“The future growth of the company will dictate when we make that move. Based on everything I can see, it will be in 18 months to two years,” said Jeffrey Smith, PSM chairman and president and CEO of PrimeSource.
PSM decided to relocate from Roswell, N.M., in 2012 because a lack of air travel, financial resources and talent in the mostly rural surrounding area. Oklahoma City's business-friendly atmosphere and low cost of living also helped the company choose, Smith said.
“We visited both Dallas and Oklahoma City and it wasn't difficult to choose Oklahoma,” he said.
PSM saw its revenue increase by more than 118 percent and earnings per share grew 77 percent in fiscal year 2013 over the previous year.
While the company clears about $50 million in mortgages each month, it is poised to double in size over the next few years as it works to build a national lending platform, Smith said.
PrimeSource operates more than 20 branches scattered mostly across the West and Midwest.
The company recently partnered with Oklahoma State Bank to provide mortgage brokerage services for the bank. Joining with community banks is a new line of business for PrimeSource, but an area where Smith believes there is room to grow.
With all of the new regulations from the Dodd-Frank Act that are being implemented through the federal Consumer Financial Protection Bureau, many small community banks have decided to stop doing mortgage lending, giving PrimeSource an opportunity to expand, Smith said.
PrimeSource also is in the process of opening a retail branch at 900 36th Ave. NW in Norman.
Oklahoma's worst performing over-the-counter company for the year, Oklahoma City-based Graymark Healthcare, Inc., also hopes to eventually move back onto a major exchange next year after its reverse merger with Foundation Surgery Affiliates.
Graymark had a rocky year — its stock was removed from Nasdaq in November 2012 for failing to meet minimum stock price requirements.

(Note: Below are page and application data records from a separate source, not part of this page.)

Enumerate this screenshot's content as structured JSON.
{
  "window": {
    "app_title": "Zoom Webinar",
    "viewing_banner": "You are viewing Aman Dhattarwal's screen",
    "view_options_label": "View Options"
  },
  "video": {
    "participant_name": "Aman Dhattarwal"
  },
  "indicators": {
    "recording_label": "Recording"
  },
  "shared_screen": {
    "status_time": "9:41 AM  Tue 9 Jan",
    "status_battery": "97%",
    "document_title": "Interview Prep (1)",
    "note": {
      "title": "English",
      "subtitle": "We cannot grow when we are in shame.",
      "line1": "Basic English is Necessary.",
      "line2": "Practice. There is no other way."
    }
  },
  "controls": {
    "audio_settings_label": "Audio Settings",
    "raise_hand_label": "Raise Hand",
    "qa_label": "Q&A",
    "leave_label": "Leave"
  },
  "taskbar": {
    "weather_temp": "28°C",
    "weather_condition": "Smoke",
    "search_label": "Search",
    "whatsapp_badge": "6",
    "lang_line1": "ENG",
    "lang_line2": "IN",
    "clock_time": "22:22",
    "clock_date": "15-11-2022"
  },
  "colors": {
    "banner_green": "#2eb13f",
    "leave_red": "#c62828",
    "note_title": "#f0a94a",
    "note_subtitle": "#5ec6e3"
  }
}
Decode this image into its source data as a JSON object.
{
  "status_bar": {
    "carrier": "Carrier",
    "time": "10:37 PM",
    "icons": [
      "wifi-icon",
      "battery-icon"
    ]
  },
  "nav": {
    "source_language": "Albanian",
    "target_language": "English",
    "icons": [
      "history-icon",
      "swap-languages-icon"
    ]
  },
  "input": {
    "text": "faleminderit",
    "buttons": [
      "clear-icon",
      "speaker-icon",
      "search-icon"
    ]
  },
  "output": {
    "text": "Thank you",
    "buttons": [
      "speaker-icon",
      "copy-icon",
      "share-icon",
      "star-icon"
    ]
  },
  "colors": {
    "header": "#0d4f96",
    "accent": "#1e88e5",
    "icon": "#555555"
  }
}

The company saw its revenues decrease by 22 percent from 2012 to 2013. Earnings per share dropped more than 78 percent.
The reverse merger allows Foundation, which operates and develops surgical centers and hospitals, to become a public company without the expense of an IPO.
“We're very excited about this merger because it brings the necessary revenue and earnings to Graymark to properly scale the company,” Graymark CEO Stanton Nelson said in a recent conference call. “We plan to focus on surgery and other ancillary opportunities such as imaging, oncology and sleep diagnostics — expanding our scope will allow us to have a fully integrated health care system.”
As a public company, newly merged Graymark will be able to raise the capital necessary to acquire and develop more surgical centers and hospitals, said Tom Michaud, founder of Foundation and chairman for the new Graymark.
“Being a public company, we now have new options to grow the company,” Michaud said during the conference call.